### Records for the exercise

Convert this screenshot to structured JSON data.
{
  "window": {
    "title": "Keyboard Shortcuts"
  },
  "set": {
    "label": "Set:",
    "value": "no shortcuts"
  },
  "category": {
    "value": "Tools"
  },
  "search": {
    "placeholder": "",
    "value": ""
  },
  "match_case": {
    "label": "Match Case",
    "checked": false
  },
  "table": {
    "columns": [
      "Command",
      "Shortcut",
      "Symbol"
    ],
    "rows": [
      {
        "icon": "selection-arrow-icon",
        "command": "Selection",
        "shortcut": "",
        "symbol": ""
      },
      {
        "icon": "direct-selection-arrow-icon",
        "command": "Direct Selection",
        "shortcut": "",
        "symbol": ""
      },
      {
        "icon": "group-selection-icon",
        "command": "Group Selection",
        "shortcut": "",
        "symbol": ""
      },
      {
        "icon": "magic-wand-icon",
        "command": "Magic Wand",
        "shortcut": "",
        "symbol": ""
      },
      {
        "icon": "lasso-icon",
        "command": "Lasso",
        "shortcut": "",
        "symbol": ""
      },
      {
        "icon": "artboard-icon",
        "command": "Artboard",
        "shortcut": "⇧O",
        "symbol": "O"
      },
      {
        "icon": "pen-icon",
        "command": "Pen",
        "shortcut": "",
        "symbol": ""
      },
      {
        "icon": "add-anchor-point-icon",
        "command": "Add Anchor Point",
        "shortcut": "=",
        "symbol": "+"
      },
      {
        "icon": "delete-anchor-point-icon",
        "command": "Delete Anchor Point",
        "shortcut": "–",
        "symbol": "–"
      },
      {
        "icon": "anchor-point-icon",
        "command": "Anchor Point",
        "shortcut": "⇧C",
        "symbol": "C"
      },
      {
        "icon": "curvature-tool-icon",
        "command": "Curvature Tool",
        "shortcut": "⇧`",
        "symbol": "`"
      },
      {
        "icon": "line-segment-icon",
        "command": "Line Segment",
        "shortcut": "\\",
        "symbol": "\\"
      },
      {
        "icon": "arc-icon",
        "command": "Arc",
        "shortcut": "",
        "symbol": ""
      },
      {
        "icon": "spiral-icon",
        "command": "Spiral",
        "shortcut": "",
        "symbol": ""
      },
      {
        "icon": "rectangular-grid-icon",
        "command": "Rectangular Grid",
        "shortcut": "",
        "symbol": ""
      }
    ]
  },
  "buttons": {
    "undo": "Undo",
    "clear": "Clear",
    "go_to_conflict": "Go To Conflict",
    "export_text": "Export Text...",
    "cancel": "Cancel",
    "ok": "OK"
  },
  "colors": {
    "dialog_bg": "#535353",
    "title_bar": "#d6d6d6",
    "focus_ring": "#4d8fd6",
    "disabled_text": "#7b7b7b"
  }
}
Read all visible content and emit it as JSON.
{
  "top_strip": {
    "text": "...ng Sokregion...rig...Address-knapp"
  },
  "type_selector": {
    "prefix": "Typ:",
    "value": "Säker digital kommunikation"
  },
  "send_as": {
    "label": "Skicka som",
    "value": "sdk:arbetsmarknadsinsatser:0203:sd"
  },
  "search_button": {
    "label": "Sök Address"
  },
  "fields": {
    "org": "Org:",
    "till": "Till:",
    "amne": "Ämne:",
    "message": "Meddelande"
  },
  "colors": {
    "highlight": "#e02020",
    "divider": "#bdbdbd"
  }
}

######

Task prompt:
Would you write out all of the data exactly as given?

Solution to this task:
Convert this screenshot to structured JSON data.
{
  "window": {
    "title": "Keyboard Shortcuts"
  },
  "set": {
    "label": "Set:",
    "value": "no shortcuts"
  },
  "category": {
    "value": "Tools"
  },
  "search": {
    "placeholder": "",
    "value": ""
  },
  "match_case": {
    "label": "Match Case",
    "checked": false
  },
  "table": {
    "columns": [
      "Command",
      "Shortcut",
      "Symbol"
    ],
    "rows": [
      {
        "icon": "selection-arrow-icon",
        "command": "Selection",
        "shortcut": "",
        "symbol": ""
      },
      {
        "icon": "direct-selection-arrow-icon",
        "command": "Direct Selection",
        "shortcut": "",
        "symbol": ""
      },
      {
        "icon": "group-selection-icon",
        "command": "Group Selection",
        "shortcut": "",
        "symbol": ""
      },
      {
        "icon": "magic-wand-icon",
        "command": "Magic Wand",
        "shortcut": "",
        "symbol": ""
      },
      {
        "icon": "lasso-icon",
        "command": "Lasso",
        "shortcut": "",
        "symbol": ""
      },
      {
        "icon": "artboard-icon",
        "command": "Artboard",
        "shortcut": "⇧O",
        "symbol": "O"
      },
      {
        "icon": "pen-icon",
        "command": "Pen",
        "shortcut": "",
        "symbol": ""
      },
      {
        "icon": "add-anchor-point-icon",
        "command": "Add Anchor Point",
        "shortcut": "=",
        "symbol": "+"
      },
      {
        "icon": "delete-anchor-point-icon",
        "command": "Delete Anchor Point",
        "shortcut": "–",
        "symbol": "–"
      },
      {
        "icon": "anchor-point-icon",
        "command": "Anchor Point",
        "shortcut": "⇧C",
        "symbol": "C"
      },
      {
        "icon": "curvature-tool-icon",
        "command": "Curvature Tool",
        "shortcut": "⇧`",
        "symbol": "`"
      },
      {
        "icon": "line-segment-icon",
        "command": "Line Segment",
        "shortcut": "\\",
        "symbol": "\\"
      },
      {
        "icon": "arc-icon",
        "command": "Arc",
        "shortcut": "",
        "symbol": ""
      },
      {
        "icon": "spiral-icon",
        "command": "Spiral",
        "shortcut": "",
        "symbol": ""
      },
      {
        "icon": "rectangular-grid-icon",
        "command": "Rectangular Grid",
        "shortcut": "",
        "symbol": ""
      }
    ]
  },
  "buttons": {
    "undo": "Undo",
    "clear": "Clear",
    "go_to_conflict": "Go To Conflict",
    "export_text": "Export Text...",
    "cancel": "Cancel",
    "ok": "OK"
  },
  "colors": {
    "dialog_bg": "#535353",
    "title_bar": "#d6d6d6",
    "focus_ring": "#4d8fd6",
    "disabled_text": "#7b7b7b"
  }
}
Read all visible content and emit it as JSON.
{
  "top_strip": {
    "text": "...ng Sokregion...rig...Address-knapp"
  },
  "type_selector": {
    "prefix": "Typ:",
    "value": "Säker digital kommunikation"
  },
  "send_as": {
    "label": "Skicka som",
    "value": "sdk:arbetsmarknadsinsatser:0203:sd"
  },
  "search_button": {
    "label": "Sök Address"
  },
  "fields": {
    "org": "Org:",
    "till": "Till:",
    "amne": "Ämne:",
    "message": "Meddelande"
  },
  "colors": {
    "highlight": "#e02020",
    "divider": "#bdbdbd"
  }
}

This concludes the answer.